▸ **PROBLEM REQUIREMENTS**: Print out each entry below in full, exactly as given, excluding pictures.

▸ **DATA PROVIDED**:

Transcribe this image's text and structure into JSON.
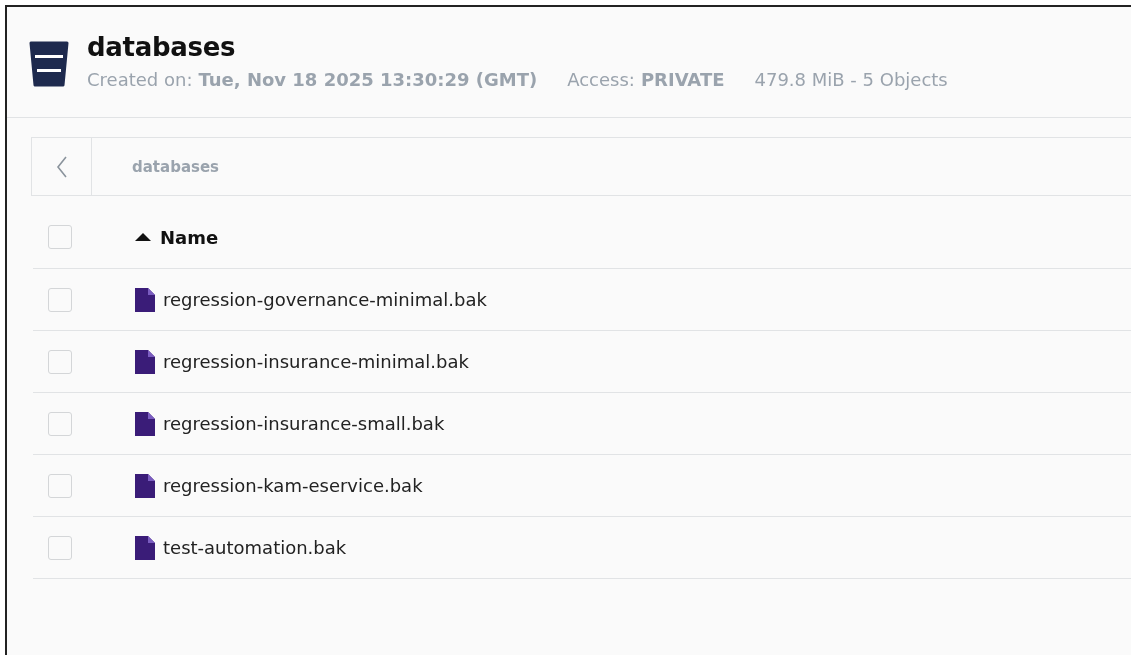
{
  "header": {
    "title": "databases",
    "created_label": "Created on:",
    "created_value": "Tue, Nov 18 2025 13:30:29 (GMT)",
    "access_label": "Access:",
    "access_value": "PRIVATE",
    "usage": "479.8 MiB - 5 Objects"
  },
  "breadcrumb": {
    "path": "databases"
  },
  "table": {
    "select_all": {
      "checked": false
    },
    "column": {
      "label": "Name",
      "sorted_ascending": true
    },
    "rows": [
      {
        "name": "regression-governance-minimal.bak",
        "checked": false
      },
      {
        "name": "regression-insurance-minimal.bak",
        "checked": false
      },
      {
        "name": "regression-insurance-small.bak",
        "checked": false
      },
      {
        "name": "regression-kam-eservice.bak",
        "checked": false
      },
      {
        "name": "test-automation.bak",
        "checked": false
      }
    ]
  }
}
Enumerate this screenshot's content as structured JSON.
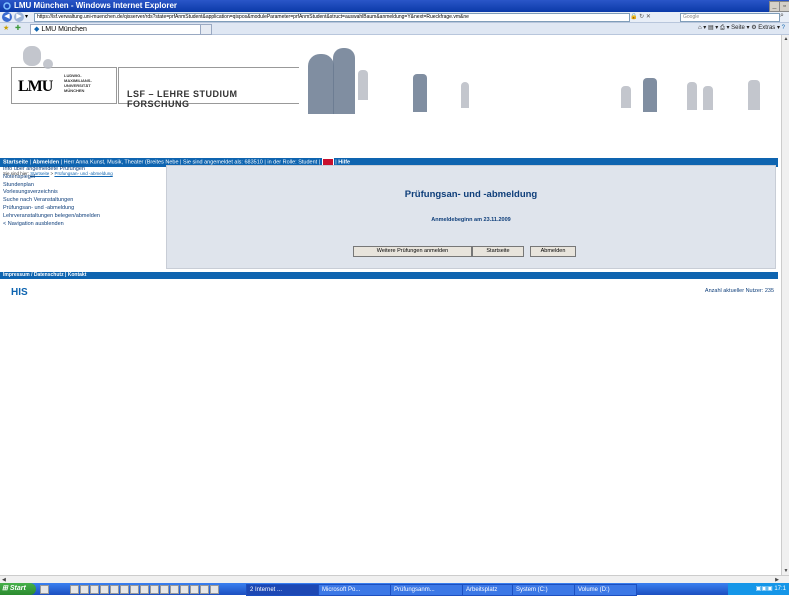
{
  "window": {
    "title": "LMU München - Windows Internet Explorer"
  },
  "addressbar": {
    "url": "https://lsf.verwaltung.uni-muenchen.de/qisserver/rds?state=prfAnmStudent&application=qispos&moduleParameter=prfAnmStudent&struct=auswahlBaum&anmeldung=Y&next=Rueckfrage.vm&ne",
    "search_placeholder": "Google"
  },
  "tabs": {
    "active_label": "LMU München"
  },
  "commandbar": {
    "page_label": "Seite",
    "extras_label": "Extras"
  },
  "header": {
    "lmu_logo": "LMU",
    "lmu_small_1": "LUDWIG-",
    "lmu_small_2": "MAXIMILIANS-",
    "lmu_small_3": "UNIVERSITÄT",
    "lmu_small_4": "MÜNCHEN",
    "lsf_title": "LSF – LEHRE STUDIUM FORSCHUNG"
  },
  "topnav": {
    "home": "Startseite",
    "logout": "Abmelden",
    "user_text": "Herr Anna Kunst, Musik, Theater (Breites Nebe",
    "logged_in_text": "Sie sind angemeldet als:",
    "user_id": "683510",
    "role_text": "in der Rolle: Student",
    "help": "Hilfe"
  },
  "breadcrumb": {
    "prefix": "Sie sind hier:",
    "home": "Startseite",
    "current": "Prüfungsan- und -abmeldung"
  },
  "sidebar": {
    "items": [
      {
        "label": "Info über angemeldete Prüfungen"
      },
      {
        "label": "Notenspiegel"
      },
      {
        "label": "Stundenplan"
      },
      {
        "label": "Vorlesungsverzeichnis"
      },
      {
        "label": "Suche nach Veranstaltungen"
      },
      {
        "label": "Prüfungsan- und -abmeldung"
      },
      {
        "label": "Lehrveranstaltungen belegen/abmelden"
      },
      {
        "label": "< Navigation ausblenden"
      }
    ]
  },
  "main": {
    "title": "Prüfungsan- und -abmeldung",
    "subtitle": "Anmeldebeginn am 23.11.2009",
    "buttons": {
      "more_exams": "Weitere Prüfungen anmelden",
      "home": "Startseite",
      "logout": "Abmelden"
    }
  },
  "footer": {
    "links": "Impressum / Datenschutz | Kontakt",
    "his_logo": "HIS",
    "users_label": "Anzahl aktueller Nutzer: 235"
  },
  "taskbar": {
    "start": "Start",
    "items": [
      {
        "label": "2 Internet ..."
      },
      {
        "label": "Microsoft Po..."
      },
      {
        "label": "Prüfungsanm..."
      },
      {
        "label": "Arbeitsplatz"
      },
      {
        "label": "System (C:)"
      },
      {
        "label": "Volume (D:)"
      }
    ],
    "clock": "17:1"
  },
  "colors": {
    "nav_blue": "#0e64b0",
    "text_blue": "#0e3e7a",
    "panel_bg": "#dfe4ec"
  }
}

▸ **SOLUTION TO THIS TASK**:
Transcribe this image's text and structure into JSON.
{
  "header": {
    "title": "databases",
    "created_label": "Created on:",
    "created_value": "Tue, Nov 18 2025 13:30:29 (GMT)",
    "access_label": "Access:",
    "access_value": "PRIVATE",
    "usage": "479.8 MiB - 5 Objects"
  },
  "breadcrumb": {
    "path": "databases"
  },
  "table": {
    "select_all": {
      "checked": false
    },
    "column": {
      "label": "Name",
      "sorted_ascending": true
    },
    "rows": [
      {
        "name": "regression-governance-minimal.bak",
        "checked": false
      },
      {
        "name": "regression-insurance-minimal.bak",
        "checked": false
      },
      {
        "name": "regression-insurance-small.bak",
        "checked": false
      },
      {
        "name": "regression-kam-eservice.bak",
        "checked": false
      },
      {
        "name": "test-automation.bak",
        "checked": false
      }
    ]
  }
}
Enumerate this screenshot's content as structured JSON.
{
  "window": {
    "title": "LMU München - Windows Internet Explorer"
  },
  "addressbar": {
    "url": "https://lsf.verwaltung.uni-muenchen.de/qisserver/rds?state=prfAnmStudent&application=qispos&moduleParameter=prfAnmStudent&struct=auswahlBaum&anmeldung=Y&next=Rueckfrage.vm&ne",
    "search_placeholder": "Google"
  },
  "tabs": {
    "active_label": "LMU München"
  },
  "commandbar": {
    "page_label": "Seite",
    "extras_label": "Extras"
  },
  "header": {
    "lmu_logo": "LMU",
    "lmu_small_1": "LUDWIG-",
    "lmu_small_2": "MAXIMILIANS-",
    "lmu_small_3": "UNIVERSITÄT",
    "lmu_small_4": "MÜNCHEN",
    "lsf_title": "LSF – LEHRE STUDIUM FORSCHUNG"
  },
  "topnav": {
    "home": "Startseite",
    "logout": "Abmelden",
    "user_text": "Herr Anna Kunst, Musik, Theater (Breites Nebe",
    "logged_in_text": "Sie sind angemeldet als:",
    "user_id": "683510",
    "role_text": "in der Rolle: Student",
    "help": "Hilfe"
  },
  "breadcrumb": {
    "prefix": "Sie sind hier:",
    "home": "Startseite",
    "current": "Prüfungsan- und -abmeldung"
  },
  "sidebar": {
    "items": [
      {
        "label": "Info über angemeldete Prüfungen"
      },
      {
        "label": "Notenspiegel"
      },
      {
        "label": "Stundenplan"
      },
      {
        "label": "Vorlesungsverzeichnis"
      },
      {
        "label": "Suche nach Veranstaltungen"
      },
      {
        "label": "Prüfungsan- und -abmeldung"
      },
      {
        "label": "Lehrveranstaltungen belegen/abmelden"
      },
      {
        "label": "< Navigation ausblenden"
      }
    ]
  },
  "main": {
    "title": "Prüfungsan- und -abmeldung",
    "subtitle": "Anmeldebeginn am 23.11.2009",
    "buttons": {
      "more_exams": "Weitere Prüfungen anmelden",
      "home": "Startseite",
      "logout": "Abmelden"
    }
  },
  "footer": {
    "links": "Impressum / Datenschutz | Kontakt",
    "his_logo": "HIS",
    "users_label": "Anzahl aktueller Nutzer: 235"
  },
  "taskbar": {
    "start": "Start",
    "items": [
      {
        "label": "2 Internet ..."
      },
      {
        "label": "Microsoft Po..."
      },
      {
        "label": "Prüfungsanm..."
      },
      {
        "label": "Arbeitsplatz"
      },
      {
        "label": "System (C:)"
      },
      {
        "label": "Volume (D:)"
      }
    ],
    "clock": "17:1"
  },
  "colors": {
    "nav_blue": "#0e64b0",
    "text_blue": "#0e3e7a",
    "panel_bg": "#dfe4ec"
  }
}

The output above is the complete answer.